Write out the whole listing again, exactly.

DATA FOR ANALYSIS:
== Segment start ==

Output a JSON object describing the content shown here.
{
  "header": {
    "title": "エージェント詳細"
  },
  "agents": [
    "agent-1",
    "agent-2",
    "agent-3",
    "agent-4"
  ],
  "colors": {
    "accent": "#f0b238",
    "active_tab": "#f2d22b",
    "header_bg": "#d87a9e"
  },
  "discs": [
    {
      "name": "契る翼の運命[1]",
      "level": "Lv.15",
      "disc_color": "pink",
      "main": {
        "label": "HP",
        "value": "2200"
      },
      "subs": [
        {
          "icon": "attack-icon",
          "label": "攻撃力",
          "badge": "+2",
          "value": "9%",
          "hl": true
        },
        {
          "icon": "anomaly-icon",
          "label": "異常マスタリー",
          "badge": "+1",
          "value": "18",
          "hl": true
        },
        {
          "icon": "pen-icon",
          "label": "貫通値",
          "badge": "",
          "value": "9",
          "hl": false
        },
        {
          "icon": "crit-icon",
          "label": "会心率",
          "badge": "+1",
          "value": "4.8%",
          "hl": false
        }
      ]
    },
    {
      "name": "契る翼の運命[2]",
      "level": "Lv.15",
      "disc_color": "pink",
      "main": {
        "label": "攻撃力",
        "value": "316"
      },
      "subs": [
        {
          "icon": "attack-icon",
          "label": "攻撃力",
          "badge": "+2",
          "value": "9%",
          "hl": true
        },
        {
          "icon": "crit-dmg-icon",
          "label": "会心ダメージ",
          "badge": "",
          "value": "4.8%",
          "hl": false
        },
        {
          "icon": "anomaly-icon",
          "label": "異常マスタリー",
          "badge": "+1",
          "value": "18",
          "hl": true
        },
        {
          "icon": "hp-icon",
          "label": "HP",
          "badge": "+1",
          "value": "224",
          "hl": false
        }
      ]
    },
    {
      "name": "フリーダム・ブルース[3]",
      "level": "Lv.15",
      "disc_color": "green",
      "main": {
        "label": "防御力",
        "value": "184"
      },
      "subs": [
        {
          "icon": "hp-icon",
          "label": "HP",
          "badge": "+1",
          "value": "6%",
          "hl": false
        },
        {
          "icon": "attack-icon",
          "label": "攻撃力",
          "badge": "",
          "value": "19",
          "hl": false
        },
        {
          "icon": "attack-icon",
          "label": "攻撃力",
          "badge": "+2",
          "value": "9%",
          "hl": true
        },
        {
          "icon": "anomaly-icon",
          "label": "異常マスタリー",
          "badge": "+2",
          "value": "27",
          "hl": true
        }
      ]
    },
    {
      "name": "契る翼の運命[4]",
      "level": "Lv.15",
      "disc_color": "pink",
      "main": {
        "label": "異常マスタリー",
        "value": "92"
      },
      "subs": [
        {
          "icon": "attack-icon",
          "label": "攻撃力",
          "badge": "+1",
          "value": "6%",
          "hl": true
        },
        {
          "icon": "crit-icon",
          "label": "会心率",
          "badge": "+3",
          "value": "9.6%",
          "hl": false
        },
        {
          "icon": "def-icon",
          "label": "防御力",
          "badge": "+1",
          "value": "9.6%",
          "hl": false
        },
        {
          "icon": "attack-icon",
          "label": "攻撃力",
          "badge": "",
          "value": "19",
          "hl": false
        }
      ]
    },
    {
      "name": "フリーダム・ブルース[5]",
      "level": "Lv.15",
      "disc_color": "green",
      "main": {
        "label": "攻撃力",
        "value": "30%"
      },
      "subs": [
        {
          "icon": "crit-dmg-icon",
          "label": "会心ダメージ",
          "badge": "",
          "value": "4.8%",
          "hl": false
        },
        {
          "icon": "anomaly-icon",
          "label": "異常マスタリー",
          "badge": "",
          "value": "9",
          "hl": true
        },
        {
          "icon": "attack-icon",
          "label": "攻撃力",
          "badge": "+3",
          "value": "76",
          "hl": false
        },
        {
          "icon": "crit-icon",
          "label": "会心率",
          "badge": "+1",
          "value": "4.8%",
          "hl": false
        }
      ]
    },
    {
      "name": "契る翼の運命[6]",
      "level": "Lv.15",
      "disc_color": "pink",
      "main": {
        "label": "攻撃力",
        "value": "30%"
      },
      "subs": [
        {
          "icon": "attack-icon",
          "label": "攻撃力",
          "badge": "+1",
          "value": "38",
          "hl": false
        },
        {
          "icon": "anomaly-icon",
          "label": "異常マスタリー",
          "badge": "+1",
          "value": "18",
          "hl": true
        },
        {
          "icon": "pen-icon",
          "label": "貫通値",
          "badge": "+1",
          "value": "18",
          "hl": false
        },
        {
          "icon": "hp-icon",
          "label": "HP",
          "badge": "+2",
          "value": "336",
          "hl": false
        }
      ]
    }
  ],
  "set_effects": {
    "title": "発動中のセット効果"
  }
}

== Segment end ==

ANSWER TO THIS PROBLEM:
Output a JSON object describing the content shown here.
{
  "header": {
    "title": "エージェント詳細"
  },
  "agents": [
    "agent-1",
    "agent-2",
    "agent-3",
    "agent-4"
  ],
  "colors": {
    "accent": "#f0b238",
    "active_tab": "#f2d22b",
    "header_bg": "#d87a9e"
  },
  "discs": [
    {
      "name": "契る翼の運命[1]",
      "level": "Lv.15",
      "disc_color": "pink",
      "main": {
        "label": "HP",
        "value": "2200"
      },
      "subs": [
        {
          "icon": "attack-icon",
          "label": "攻撃力",
          "badge": "+2",
          "value": "9%",
          "hl": true
        },
        {
          "icon": "anomaly-icon",
          "label": "異常マスタリー",
          "badge": "+1",
          "value": "18",
          "hl": true
        },
        {
          "icon": "pen-icon",
          "label": "貫通値",
          "badge": "",
          "value": "9",
          "hl": false
        },
        {
          "icon": "crit-icon",
          "label": "会心率",
          "badge": "+1",
          "value": "4.8%",
          "hl": false
        }
      ]
    },
    {
      "name": "契る翼の運命[2]",
      "level": "Lv.15",
      "disc_color": "pink",
      "main": {
        "label": "攻撃力",
        "value": "316"
      },
      "subs": [
        {
          "icon": "attack-icon",
          "label": "攻撃力",
          "badge": "+2",
          "value": "9%",
          "hl": true
        },
        {
          "icon": "crit-dmg-icon",
          "label": "会心ダメージ",
          "badge": "",
          "value": "4.8%",
          "hl": false
        },
        {
          "icon": "anomaly-icon",
          "label": "異常マスタリー",
          "badge": "+1",
          "value": "18",
          "hl": true
        },
        {
          "icon": "hp-icon",
          "label": "HP",
          "badge": "+1",
          "value": "224",
          "hl": false
        }
      ]
    },
    {
      "name": "フリーダム・ブルース[3]",
      "level": "Lv.15",
      "disc_color": "green",
      "main": {
        "label": "防御力",
        "value": "184"
      },
      "subs": [
        {
          "icon": "hp-icon",
          "label": "HP",
          "badge": "+1",
          "value": "6%",
          "hl": false
        },
        {
          "icon": "attack-icon",
          "label": "攻撃力",
          "badge": "",
          "value": "19",
          "hl": false
        },
        {
          "icon": "attack-icon",
          "label": "攻撃力",
          "badge": "+2",
          "value": "9%",
          "hl": true
        },
        {
          "icon": "anomaly-icon",
          "label": "異常マスタリー",
          "badge": "+2",
          "value": "27",
          "hl": true
        }
      ]
    },
    {
      "name": "契る翼の運命[4]",
      "level": "Lv.15",
      "disc_color": "pink",
      "main": {
        "label": "異常マスタリー",
        "value": "92"
      },
      "subs": [
        {
          "icon": "attack-icon",
          "label": "攻撃力",
          "badge": "+1",
          "value": "6%",
          "hl": true
        },
        {
          "icon": "crit-icon",
          "label": "会心率",
          "badge": "+3",
          "value": "9.6%",
          "hl": false
        },
        {
          "icon": "def-icon",
          "label": "防御力",
          "badge": "+1",
          "value": "9.6%",
          "hl": false
        },
        {
          "icon": "attack-icon",
          "label": "攻撃力",
          "badge": "",
          "value": "19",
          "hl": false
        }
      ]
    },
    {
      "name": "フリーダム・ブルース[5]",
      "level": "Lv.15",
      "disc_color": "green",
      "main": {
        "label": "攻撃力",
        "value": "30%"
      },
      "subs": [
        {
          "icon": "crit-dmg-icon",
          "label": "会心ダメージ",
          "badge": "",
          "value": "4.8%",
          "hl": false
        },
        {
          "icon": "anomaly-icon",
          "label": "異常マスタリー",
          "badge": "",
          "value": "9",
          "hl": true
        },
        {
          "icon": "attack-icon",
          "label": "攻撃力",
          "badge": "+3",
          "value": "76",
          "hl": false
        },
        {
          "icon": "crit-icon",
          "label": "会心率",
          "badge": "+1",
          "value": "4.8%",
          "hl": false
        }
      ]
    },
    {
      "name": "契る翼の運命[6]",
      "level": "Lv.15",
      "disc_color": "pink",
      "main": {
        "label": "攻撃力",
        "value": "30%"
      },
      "subs": [
        {
          "icon": "attack-icon",
          "label": "攻撃力",
          "badge": "+1",
          "value": "38",
          "hl": false
        },
        {
          "icon": "anomaly-icon",
          "label": "異常マスタリー",
          "badge": "+1",
          "value": "18",
          "hl": true
        },
        {
          "icon": "pen-icon",
          "label": "貫通値",
          "badge": "+1",
          "value": "18",
          "hl": false
        },
        {
          "icon": "hp-icon",
          "label": "HP",
          "badge": "+2",
          "value": "336",
          "hl": false
        }
      ]
    }
  ],
  "set_effects": {
    "title": "発動中のセット効果"
  }
}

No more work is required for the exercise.